  11. 11. Ayed AK, Jafar AM, Owayed A. Foreign body aspiration in children: diagnosis and treatment. Pediatr Surg Int 2003 Aug;19(6):485-488.
  12. 12. Heyer CM, Bollmeier ME, Rossler L, Nuesslein TG, Stephan V, Bauer TT, et al. Evaluation of clinical, radiologic, and laboratory prebronchoscopy findings in children with suspected foreign body aspiration. J Pediatr Surg 2006 Nov;41(11):1882-1888.
  13. 13. Paksu S, Paksu MS, Kilic M, Guner SN, Baysal K, Sancak R, et al. Foreign body aspiration in childhood: evaluation of diagnostic parameters. Pediatr Emerg Care 2012 Mar;28(3):259-264.
  14. 14. Ciftci AO, Bingöl-Koloğlu M, Senocak ME, Tanyel FC, Büyükpamukçu N. Bronchoscopy for evaluation of foreign body aspiration in children.

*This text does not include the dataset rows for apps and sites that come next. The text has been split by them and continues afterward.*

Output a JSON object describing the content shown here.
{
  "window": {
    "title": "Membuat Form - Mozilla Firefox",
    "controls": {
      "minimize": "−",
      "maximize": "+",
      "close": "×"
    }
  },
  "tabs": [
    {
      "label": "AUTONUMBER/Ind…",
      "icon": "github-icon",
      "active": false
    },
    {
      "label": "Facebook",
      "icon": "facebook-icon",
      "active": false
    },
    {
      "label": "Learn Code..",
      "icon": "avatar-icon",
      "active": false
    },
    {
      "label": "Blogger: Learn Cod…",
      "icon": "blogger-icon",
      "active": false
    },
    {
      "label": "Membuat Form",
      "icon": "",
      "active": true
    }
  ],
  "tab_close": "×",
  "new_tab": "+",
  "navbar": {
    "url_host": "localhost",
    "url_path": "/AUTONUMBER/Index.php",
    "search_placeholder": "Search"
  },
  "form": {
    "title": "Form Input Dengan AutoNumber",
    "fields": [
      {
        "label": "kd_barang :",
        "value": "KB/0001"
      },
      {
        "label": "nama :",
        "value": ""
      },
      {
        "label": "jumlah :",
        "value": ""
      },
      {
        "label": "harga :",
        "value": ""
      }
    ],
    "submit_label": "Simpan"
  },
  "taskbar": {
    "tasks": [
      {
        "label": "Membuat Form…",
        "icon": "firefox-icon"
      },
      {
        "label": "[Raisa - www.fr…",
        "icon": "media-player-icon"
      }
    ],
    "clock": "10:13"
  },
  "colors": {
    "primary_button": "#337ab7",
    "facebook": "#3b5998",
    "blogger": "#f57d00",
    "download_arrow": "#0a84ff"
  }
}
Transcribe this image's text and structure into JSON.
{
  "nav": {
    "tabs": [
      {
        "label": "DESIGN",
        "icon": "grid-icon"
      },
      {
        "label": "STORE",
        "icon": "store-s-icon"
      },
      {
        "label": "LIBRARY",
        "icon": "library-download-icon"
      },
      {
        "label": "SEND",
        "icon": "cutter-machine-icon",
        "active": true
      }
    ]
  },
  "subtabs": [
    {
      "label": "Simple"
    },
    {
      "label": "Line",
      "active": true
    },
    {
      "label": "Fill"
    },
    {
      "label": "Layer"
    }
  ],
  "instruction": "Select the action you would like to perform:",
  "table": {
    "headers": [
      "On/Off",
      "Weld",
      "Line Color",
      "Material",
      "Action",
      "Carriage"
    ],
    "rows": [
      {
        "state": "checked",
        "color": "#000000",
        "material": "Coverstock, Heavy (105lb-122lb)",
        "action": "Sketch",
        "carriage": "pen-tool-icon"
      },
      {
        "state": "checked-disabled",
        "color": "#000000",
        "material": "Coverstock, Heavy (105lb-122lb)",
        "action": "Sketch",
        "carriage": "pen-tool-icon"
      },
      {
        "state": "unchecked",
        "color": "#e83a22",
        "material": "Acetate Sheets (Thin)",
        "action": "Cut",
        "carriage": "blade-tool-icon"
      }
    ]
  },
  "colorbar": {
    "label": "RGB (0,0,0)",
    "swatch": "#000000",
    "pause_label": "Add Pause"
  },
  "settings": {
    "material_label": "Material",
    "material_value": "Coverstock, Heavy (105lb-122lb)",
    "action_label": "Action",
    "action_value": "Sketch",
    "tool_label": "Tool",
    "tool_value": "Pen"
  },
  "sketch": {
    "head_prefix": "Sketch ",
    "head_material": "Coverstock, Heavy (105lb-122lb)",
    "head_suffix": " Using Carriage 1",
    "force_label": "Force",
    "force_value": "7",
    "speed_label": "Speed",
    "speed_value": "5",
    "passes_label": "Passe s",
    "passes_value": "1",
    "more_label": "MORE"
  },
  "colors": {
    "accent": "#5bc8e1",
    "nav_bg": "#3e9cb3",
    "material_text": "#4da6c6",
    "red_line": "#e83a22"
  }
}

J Pediatr Surg 2003 Aug;38(8):1170-1176.
  15. 15. Shlizerman L, Mazzawi S, Rakover Y, Ashkenazi D. Foreign body aspiration in children: the effects of delayed diagnosis. Am J Otolaryngol 2010 Sep-Oct;31(5):320-324.
  16. 16. Zerella JT, Dimler M, McGill LC, Pippus KJ. Foreign body aspiration in children: value of radiography and complications of bronchoscopy. J Pediatr Surg 1998 Nov;33(11):1651-1654.

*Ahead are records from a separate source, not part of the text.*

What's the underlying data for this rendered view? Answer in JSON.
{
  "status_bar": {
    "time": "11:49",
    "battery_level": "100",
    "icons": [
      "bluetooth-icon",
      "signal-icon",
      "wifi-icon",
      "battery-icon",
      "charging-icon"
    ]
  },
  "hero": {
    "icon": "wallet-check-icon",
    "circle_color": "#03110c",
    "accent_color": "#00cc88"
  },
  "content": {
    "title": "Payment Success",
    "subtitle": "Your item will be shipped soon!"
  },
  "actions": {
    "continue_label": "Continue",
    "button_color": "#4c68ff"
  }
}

  17. 17. Banerjee A, Rao KS, Khanna SK, Narayanan PS, Gupta BK, Sekar JC, et al. Laryngo-tracheo-bronchial foreign bodies in children. J Laryngol Otol 1988 Nov;102(11):1029-1032.
  18. 18. Sinha V, Memon R, Gupta D, Prajapati B, Bhat V, More Y. Foreign body in tracheobronchial tree. Indian J Otolaryngol Head Neck Surg 2007 Sep;59(3):211-214.
  19. 19. Chik KK, Miu TY, Chan CW. Foreign body aspiration in Hong Kong Chinese children. Hong Kong Med J 2009 Feb;15(1):6-11.